◆ EXERCISE INSTRUCTIONS
Everything in the listing except the pictures should be written out exactly.

◆ SUPPLIED MATERIAL
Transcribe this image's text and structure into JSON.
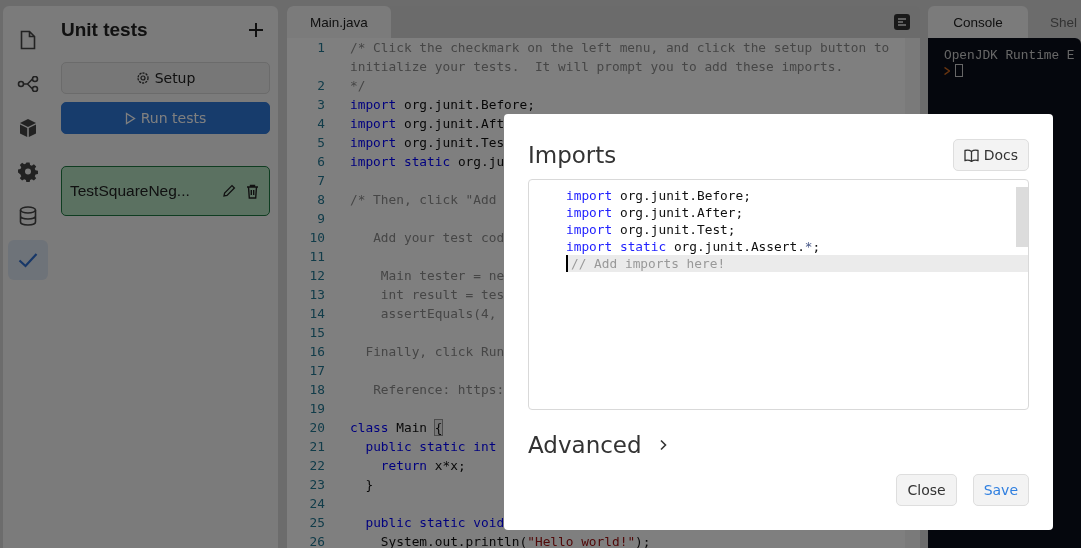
{
  "rail": {
    "items": [
      {
        "kind": "file",
        "selected": false
      },
      {
        "kind": "share",
        "selected": false
      },
      {
        "kind": "cube",
        "selected": false
      },
      {
        "kind": "gear",
        "selected": false
      },
      {
        "kind": "database",
        "selected": false
      },
      {
        "kind": "check",
        "selected": true
      }
    ]
  },
  "unit_tests": {
    "title": "Unit tests",
    "setup_button": "Setup",
    "run_button": "Run tests",
    "tests": [
      {
        "name": "TestSquareNeg..."
      }
    ]
  },
  "editor": {
    "tabs": [
      {
        "label": "Main.java",
        "selected": true
      }
    ],
    "lines": [
      {
        "num": "1",
        "tokens": [
          {
            "t": "/* Click the checkmark on the left menu, and click the setup button to initialize your tests.  It will prompt you to add these imports.",
            "kind": "comment"
          }
        ]
      },
      {
        "num": "2",
        "tokens": [
          {
            "t": "*/",
            "kind": "comment"
          }
        ]
      },
      {
        "num": "3",
        "tokens": [
          {
            "t": "import",
            "kind": "keyword"
          },
          {
            "t": " org.junit.Before;",
            "kind": "plain"
          }
        ]
      },
      {
        "num": "4",
        "tokens": [
          {
            "t": "import",
            "kind": "keyword"
          },
          {
            "t": " org.junit.Aft",
            "kind": "plain"
          }
        ]
      },
      {
        "num": "5",
        "tokens": [
          {
            "t": "import",
            "kind": "keyword"
          },
          {
            "t": " org.junit.Tes",
            "kind": "plain"
          }
        ]
      },
      {
        "num": "6",
        "tokens": [
          {
            "t": "import static",
            "kind": "keyword"
          },
          {
            "t": " org.ju",
            "kind": "plain"
          }
        ]
      },
      {
        "num": "7"
      },
      {
        "num": "8",
        "tokens": [
          {
            "t": "/* Then, click \"Add",
            "kind": "comment"
          }
        ]
      },
      {
        "num": "9"
      },
      {
        "num": "10",
        "tokens": [
          {
            "t": "   Add your test cod",
            "kind": "comment"
          }
        ]
      },
      {
        "num": "11"
      },
      {
        "num": "12",
        "tokens": [
          {
            "t": "    Main tester = ne",
            "kind": "comment"
          }
        ]
      },
      {
        "num": "13",
        "tokens": [
          {
            "t": "    int result = tes",
            "kind": "comment"
          }
        ]
      },
      {
        "num": "14",
        "tokens": [
          {
            "t": "    assertEquals(4,",
            "kind": "comment"
          }
        ]
      },
      {
        "num": "15"
      },
      {
        "num": "16",
        "tokens": [
          {
            "t": "  Finally, click Run",
            "kind": "comment"
          }
        ]
      },
      {
        "num": "17"
      },
      {
        "num": "18",
        "tokens": [
          {
            "t": "   Reference: https:",
            "kind": "comment"
          }
        ]
      },
      {
        "num": "19"
      },
      {
        "num": "20",
        "tokens": [
          {
            "t": "class",
            "kind": "keyword"
          },
          {
            "t": " Main ",
            "kind": "plain"
          },
          {
            "t": "{",
            "kind": "bracket"
          }
        ]
      },
      {
        "num": "21",
        "tokens": [
          {
            "t": "  public static int",
            "kind": "keyword"
          }
        ]
      },
      {
        "num": "22",
        "tokens": [
          {
            "t": "    return",
            "kind": "keyword"
          },
          {
            "t": " x*x;",
            "kind": "plain"
          }
        ]
      },
      {
        "num": "23",
        "tokens": [
          {
            "t": "  }",
            "kind": "plain"
          }
        ]
      },
      {
        "num": "24"
      },
      {
        "num": "25",
        "tokens": [
          {
            "t": "  public static void",
            "kind": "keyword"
          }
        ]
      },
      {
        "num": "26",
        "tokens": [
          {
            "t": "    System.out.println(",
            "kind": "plain"
          },
          {
            "t": "\"Hello world!\"",
            "kind": "string"
          },
          {
            "t": ");",
            "kind": "plain"
          }
        ]
      }
    ]
  },
  "console": {
    "tabs": [
      {
        "label": "Console",
        "selected": true
      },
      {
        "label": "Shel",
        "selected": false
      }
    ],
    "output": "OpenJDK Runtime E"
  },
  "modal": {
    "title": "Imports",
    "docs_button": "Docs",
    "lines": [
      {
        "tokens": [
          {
            "t": "import",
            "kind": "keyword"
          },
          {
            "t": " org.junit.Before;",
            "kind": "plain"
          }
        ]
      },
      {
        "tokens": [
          {
            "t": "import",
            "kind": "keyword"
          },
          {
            "t": " org.junit.After;",
            "kind": "plain"
          }
        ]
      },
      {
        "tokens": [
          {
            "t": "import",
            "kind": "keyword"
          },
          {
            "t": " org.junit.Test;",
            "kind": "plain"
          }
        ]
      },
      {
        "tokens": [
          {
            "t": "import static",
            "kind": "keyword"
          },
          {
            "t": " org.junit.Assert.",
            "kind": "plain"
          },
          {
            "t": "*",
            "kind": "operator"
          },
          {
            "t": ";",
            "kind": "plain"
          }
        ]
      }
    ],
    "placeholder": "// Add imports here!",
    "advanced": {
      "label": "Advanced",
      "expanded": false
    },
    "buttons": [
      {
        "label": "Close",
        "kind": "secondary"
      },
      {
        "label": "Save",
        "kind": "primary"
      }
    ]
  }
}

◆ RESPONSE AREA
Transcribe this image's text and structure into JSON.
{
  "rail": {
    "items": [
      {
        "kind": "file",
        "selected": false
      },
      {
        "kind": "share",
        "selected": false
      },
      {
        "kind": "cube",
        "selected": false
      },
      {
        "kind": "gear",
        "selected": false
      },
      {
        "kind": "database",
        "selected": false
      },
      {
        "kind": "check",
        "selected": true
      }
    ]
  },
  "unit_tests": {
    "title": "Unit tests",
    "setup_button": "Setup",
    "run_button": "Run tests",
    "tests": [
      {
        "name": "TestSquareNeg..."
      }
    ]
  },
  "editor": {
    "tabs": [
      {
        "label": "Main.java",
        "selected": true
      }
    ],
    "lines": [
      {
        "num": "1",
        "tokens": [
          {
            "t": "/* Click the checkmark on the left menu, and click the setup button to initialize your tests.  It will prompt you to add these imports.",
            "kind": "comment"
          }
        ]
      },
      {
        "num": "2",
        "tokens": [
          {
            "t": "*/",
            "kind": "comment"
          }
        ]
      },
      {
        "num": "3",
        "tokens": [
          {
            "t": "import",
            "kind": "keyword"
          },
          {
            "t": " org.junit.Before;",
            "kind": "plain"
          }
        ]
      },
      {
        "num": "4",
        "tokens": [
          {
            "t": "import",
            "kind": "keyword"
          },
          {
            "t": " org.junit.Aft",
            "kind": "plain"
          }
        ]
      },
      {
        "num": "5",
        "tokens": [
          {
            "t": "import",
            "kind": "keyword"
          },
          {
            "t": " org.junit.Tes",
            "kind": "plain"
          }
        ]
      },
      {
        "num": "6",
        "tokens": [
          {
            "t": "import static",
            "kind": "keyword"
          },
          {
            "t": " org.ju",
            "kind": "plain"
          }
        ]
      },
      {
        "num": "7"
      },
      {
        "num": "8",
        "tokens": [
          {
            "t": "/* Then, click \"Add",
            "kind": "comment"
          }
        ]
      },
      {
        "num": "9"
      },
      {
        "num": "10",
        "tokens": [
          {
            "t": "   Add your test cod",
            "kind": "comment"
          }
        ]
      },
      {
        "num": "11"
      },
      {
        "num": "12",
        "tokens": [
          {
            "t": "    Main tester = ne",
            "kind": "comment"
          }
        ]
      },
      {
        "num": "13",
        "tokens": [
          {
            "t": "    int result = tes",
            "kind": "comment"
          }
        ]
      },
      {
        "num": "14",
        "tokens": [
          {
            "t": "    assertEquals(4,",
            "kind": "comment"
          }
        ]
      },
      {
        "num": "15"
      },
      {
        "num": "16",
        "tokens": [
          {
            "t": "  Finally, click Run",
            "kind": "comment"
          }
        ]
      },
      {
        "num": "17"
      },
      {
        "num": "18",
        "tokens": [
          {
            "t": "   Reference: https:",
            "kind": "comment"
          }
        ]
      },
      {
        "num": "19"
      },
      {
        "num": "20",
        "tokens": [
          {
            "t": "class",
            "kind": "keyword"
          },
          {
            "t": " Main ",
            "kind": "plain"
          },
          {
            "t": "{",
            "kind": "bracket"
          }
        ]
      },
      {
        "num": "21",
        "tokens": [
          {
            "t": "  public static int",
            "kind": "keyword"
          }
        ]
      },
      {
        "num": "22",
        "tokens": [
          {
            "t": "    return",
            "kind": "keyword"
          },
          {
            "t": " x*x;",
            "kind": "plain"
          }
        ]
      },
      {
        "num": "23",
        "tokens": [
          {
            "t": "  }",
            "kind": "plain"
          }
        ]
      },
      {
        "num": "24"
      },
      {
        "num": "25",
        "tokens": [
          {
            "t": "  public static void",
            "kind": "keyword"
          }
        ]
      },
      {
        "num": "26",
        "tokens": [
          {
            "t": "    System.out.println(",
            "kind": "plain"
          },
          {
            "t": "\"Hello world!\"",
            "kind": "string"
          },
          {
            "t": ");",
            "kind": "plain"
          }
        ]
      }
    ]
  },
  "console": {
    "tabs": [
      {
        "label": "Console",
        "selected": true
      },
      {
        "label": "Shel",
        "selected": false
      }
    ],
    "output": "OpenJDK Runtime E"
  },
  "modal": {
    "title": "Imports",
    "docs_button": "Docs",
    "lines": [
      {
        "tokens": [
          {
            "t": "import",
            "kind": "keyword"
          },
          {
            "t": " org.junit.Before;",
            "kind": "plain"
          }
        ]
      },
      {
        "tokens": [
          {
            "t": "import",
            "kind": "keyword"
          },
          {
            "t": " org.junit.After;",
            "kind": "plain"
          }
        ]
      },
      {
        "tokens": [
          {
            "t": "import",
            "kind": "keyword"
          },
          {
            "t": " org.junit.Test;",
            "kind": "plain"
          }
        ]
      },
      {
        "tokens": [
          {
            "t": "import static",
            "kind": "keyword"
          },
          {
            "t": " org.junit.Assert.",
            "kind": "plain"
          },
          {
            "t": "*",
            "kind": "operator"
          },
          {
            "t": ";",
            "kind": "plain"
          }
        ]
      }
    ],
    "placeholder": "// Add imports here!",
    "advanced": {
      "label": "Advanced",
      "expanded": false
    },
    "buttons": [
      {
        "label": "Close",
        "kind": "secondary"
      },
      {
        "label": "Save",
        "kind": "primary"
      }
    ]
  }
}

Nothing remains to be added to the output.